April   2015

On our cover, we feature Vikram Mulligan's stunning artwork, which he creates when he's not doing protein-folding research at the University of Washington. Our Defying Stereotypes series continues with a story about two professional cheerleaders who teach and study science. Don't miss our coverage of recent publications in ASBMB journals, including a new review series in the Journal of Biological Chemistry about G-protein–coupled receptors and a Molecular & Cellular Proteomics paper about a hamster model for hemorrhagic fever. In his President's Message, Steven McKnight writes about the grant-review process at the National Institutes of Health and how it is like — and unlike — the review process at the Howard Hughes Medical Institute. Finally, we offer two must-read essays: one by a researcher forced to close his lab and another by a Ph.D. student who decided to learn to play the viola as an adult. We hope you enjoy the April issue!


May   2015

On our cover, we feature biochemist Peggy A. Whitson, who will head out again next year to the International Space Station, where she will conduct experiments for many Earth-bound scientists. This issue contains two installments in our Defying Stereotypes series about people with scientific training who have careers away from the bench: One story is about sportswriter Jay Jaffe, and the other is about bestselling romance novelist Stephanie Laurens. This issue includes tips for undergraduates embarking upon their first research experiences and words of wisdom for new Ph.D. recipients. In the President's Message, Steve McKnight takes a look at the scoring criteria for National Institutes of Health grants and proposes a new approach to NIH grant review. For Lipid News enthusiasts, Symeon Siniossoglou discusses the "many faces of lipins." Finally, don't miss this issue's three contributions to the "Generations" series. We hope you enjoy the May issue!


June   2015

On our cover, we feature a story about a rare brain tumor that always has seemed unstoppable. But a recent discovery might mean there is reason for hope. Our Defying Stereotypes series comes to a close with a profile of Joe Wong, a scientist and comedian.  


August   2015

On our cover, we feature a special section on education and professional development. The contributors to this section provide advice for those trying to get over the Ph.D. hump and for those picking a graduate school program or postdoctoral position. The section also features lessons that can be learned from the mistakes of senior scientists and tips on getting the most out of myIDP.  We hope you enjoy the issue!

ASBMB Today 201509

September   2015

Our cover story is about optogenetics, which has had a significant impact on the field of neuroscience and stands to do the same for cell biology. We have two other feature stories: One is an interview with a teenager who just finished his biochemistry degree, and the other is a profile of a pharma.


October   2015

On our cover, researchers studying cancers in pet dogs are gaining insights into human forms of the disease. We have a preview of our 2016 ASBMB Annual Meeting, including symposia descriptions, links for submissions, and interviews with plenary speakers. 

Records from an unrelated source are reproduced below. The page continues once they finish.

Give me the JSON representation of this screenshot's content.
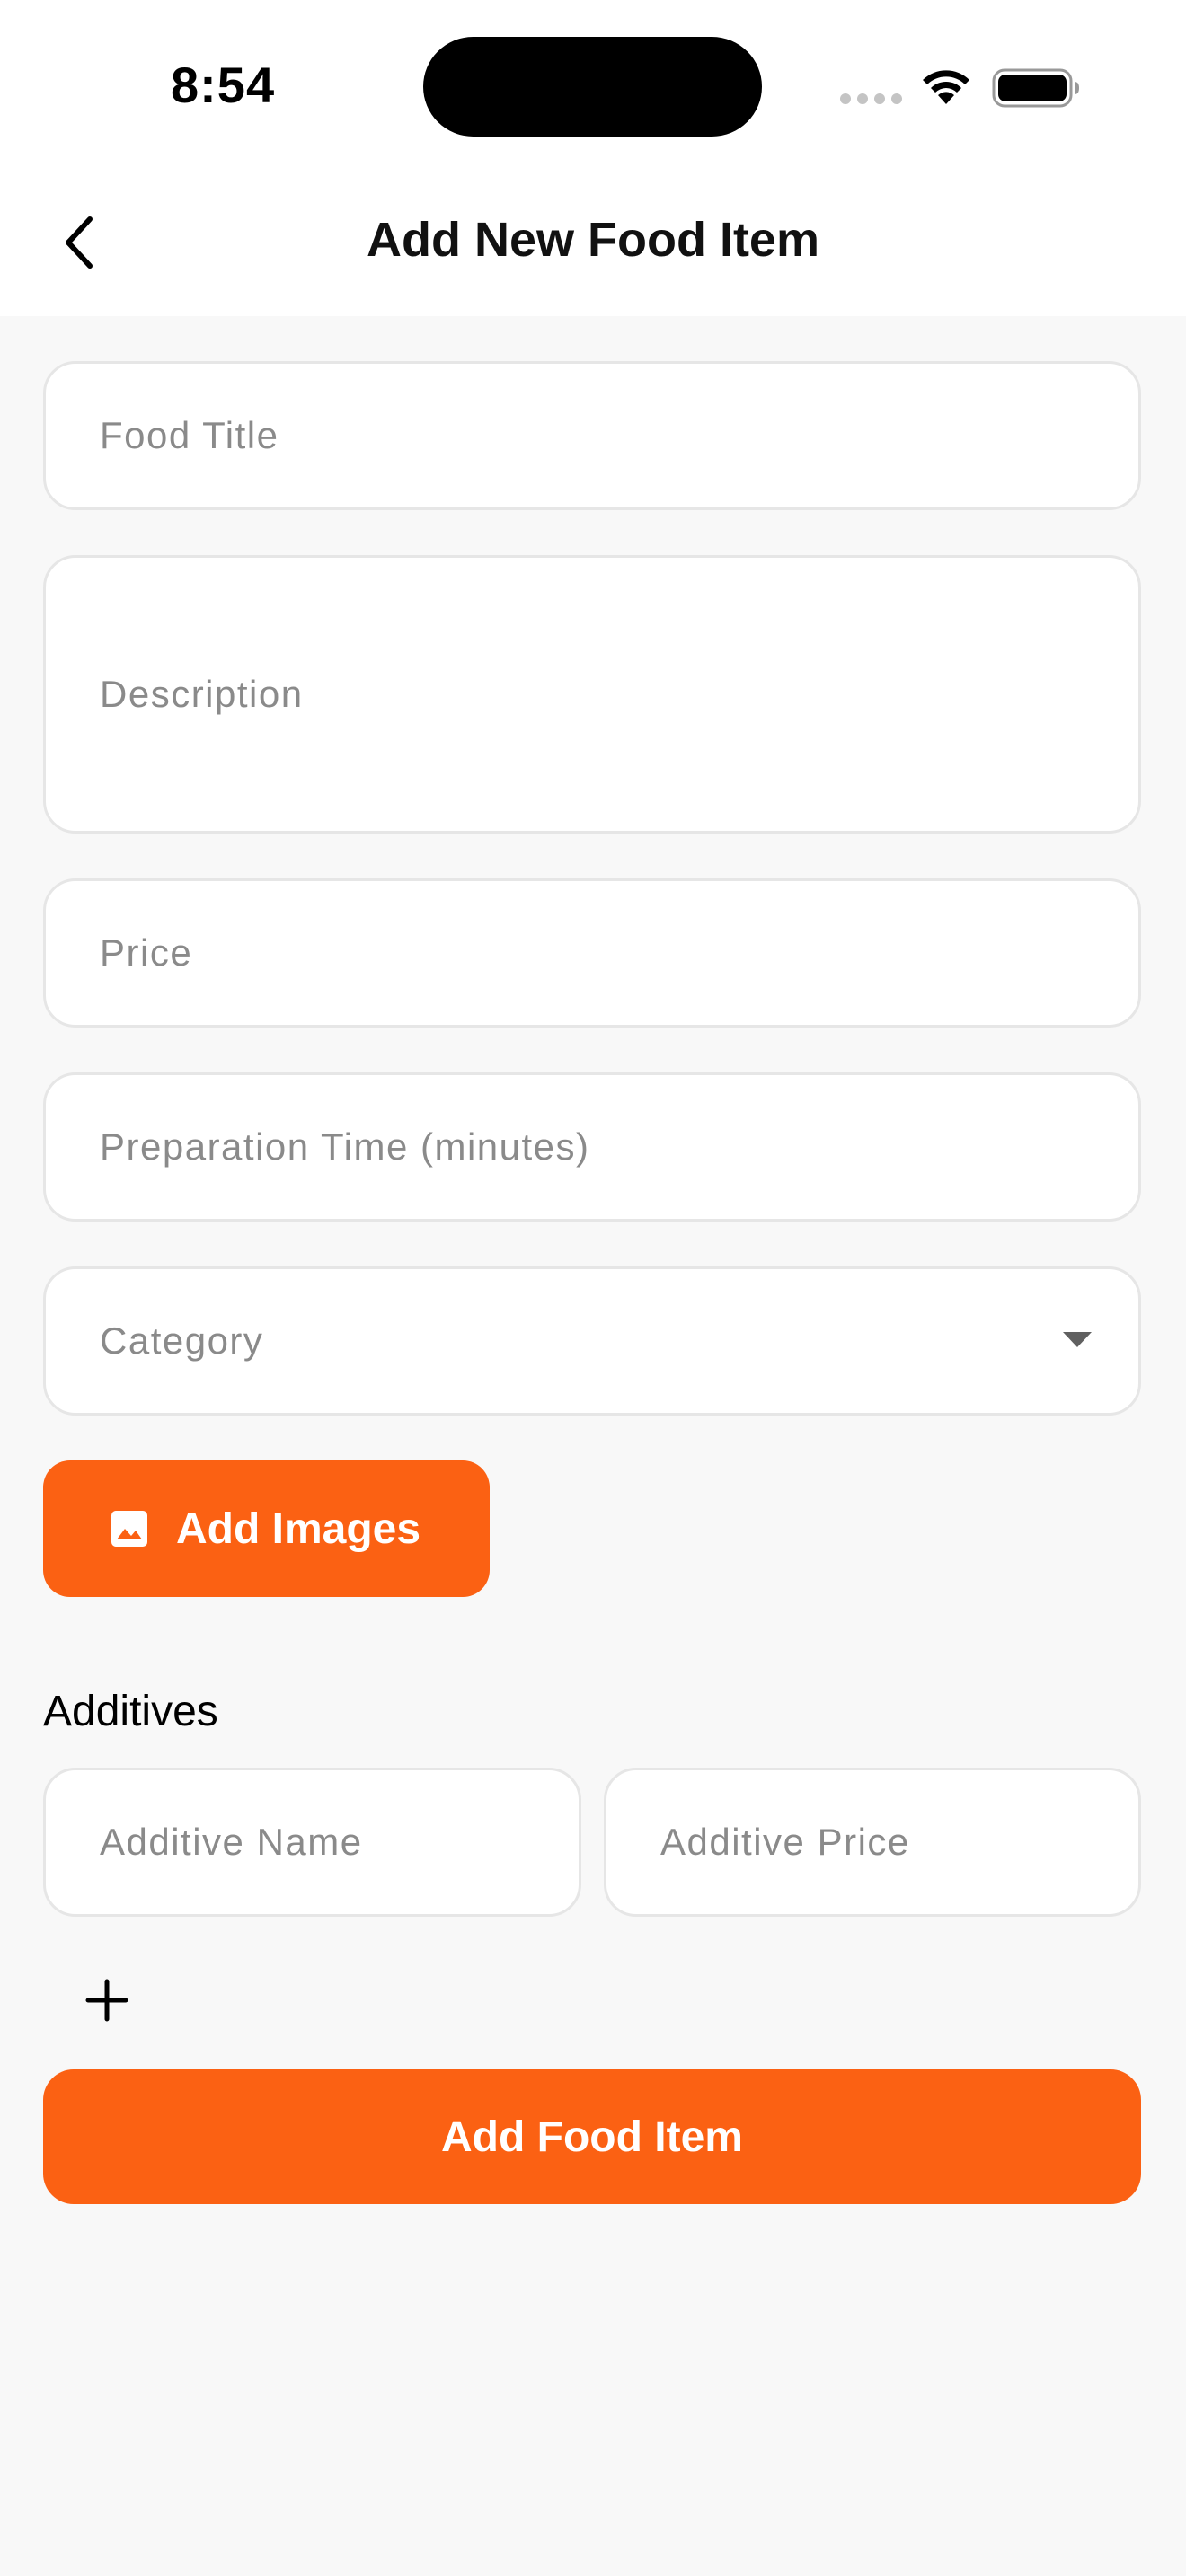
{
  "status_bar": {
    "time": "8:54"
  },
  "header": {
    "title": "Add New Food Item",
    "back_icon": "chevron-left-icon"
  },
  "form": {
    "food_title": {
      "placeholder": "Food Title",
      "value": ""
    },
    "description": {
      "placeholder": "Description",
      "value": ""
    },
    "price": {
      "placeholder": "Price",
      "value": ""
    },
    "preparation_time": {
      "placeholder": "Preparation Time (minutes)",
      "value": ""
    },
    "category": {
      "placeholder": "Category",
      "icon": "dropdown-arrow-icon"
    },
    "add_images": {
      "label": "Add Images",
      "icon": "image-icon"
    }
  },
  "additives": {
    "heading": "Additives",
    "name_field": {
      "placeholder": "Additive Name",
      "value": ""
    },
    "price_field": {
      "placeholder": "Additive Price",
      "value": ""
    },
    "add_icon": "plus-icon"
  },
  "submit": {
    "label": "Add Food Item"
  },
  "colors": {
    "accent": "#fb6113",
    "background": "#f8f8f8",
    "field_background": "#ffffff",
    "field_border": "#e6e6e6",
    "placeholder": "#8a8a8a"
  }
}
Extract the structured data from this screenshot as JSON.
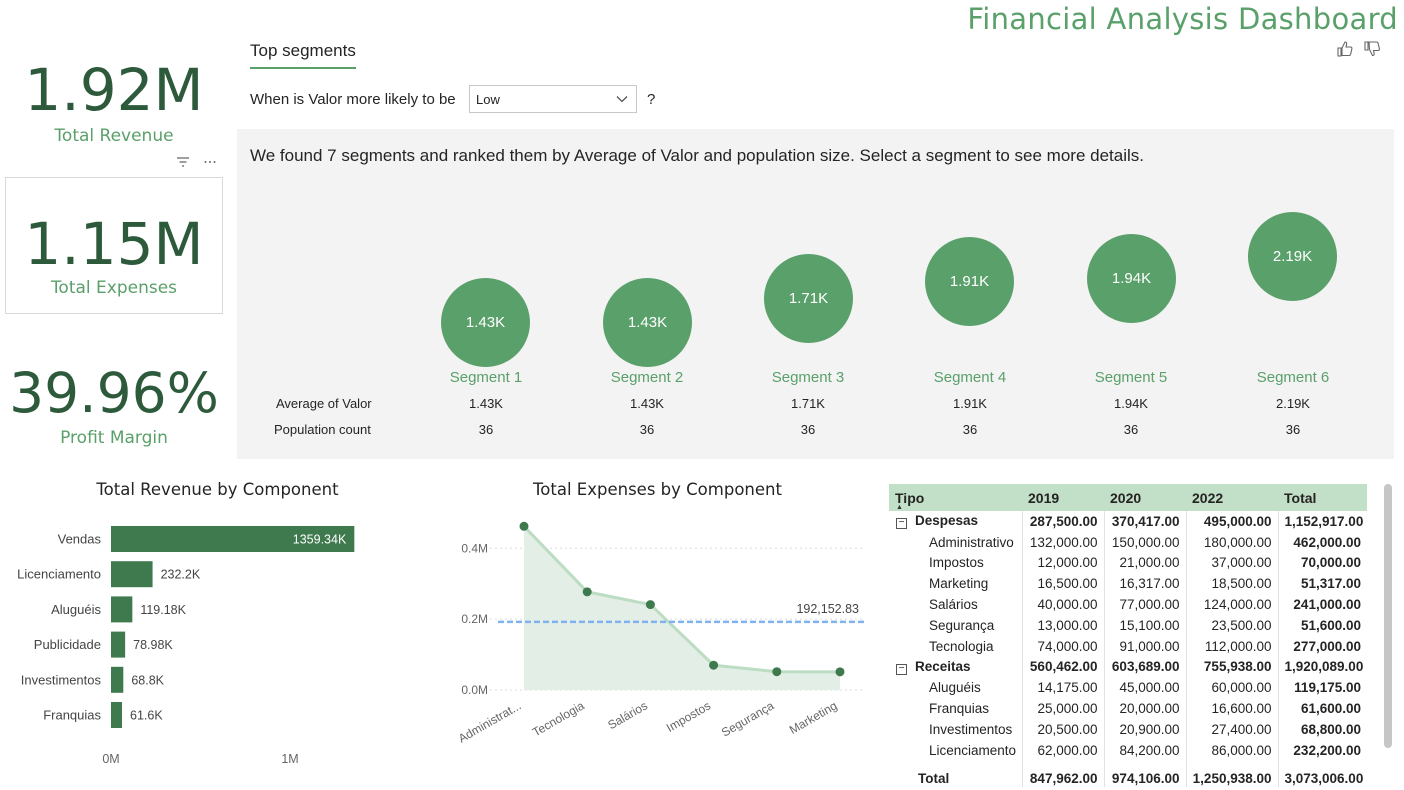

November   2015

The U.S. biomedical research enterprise depends heavily on scientists who were born overseas. In this month’s cover story, chief science correspondent Raj Mukhopadhyay writes about the complex legal pathway to work for foreign scientists in the U.S. 

ASBMB Today December 2015

December   2015

Four of 2015’s Nobelists in chemistry and medicine are ASBMB members. In our two cover stories, Alexandra Taylor talks with the three chemistry winners about their advances in DNA repair and digs into the science behind the medicine prize, which is shared by a member for his work on ivermectin, a drug that’s helped radically lower incidence rates of river blindness and elephantitis. The issue also contains our biggest science-themed gift guide ever!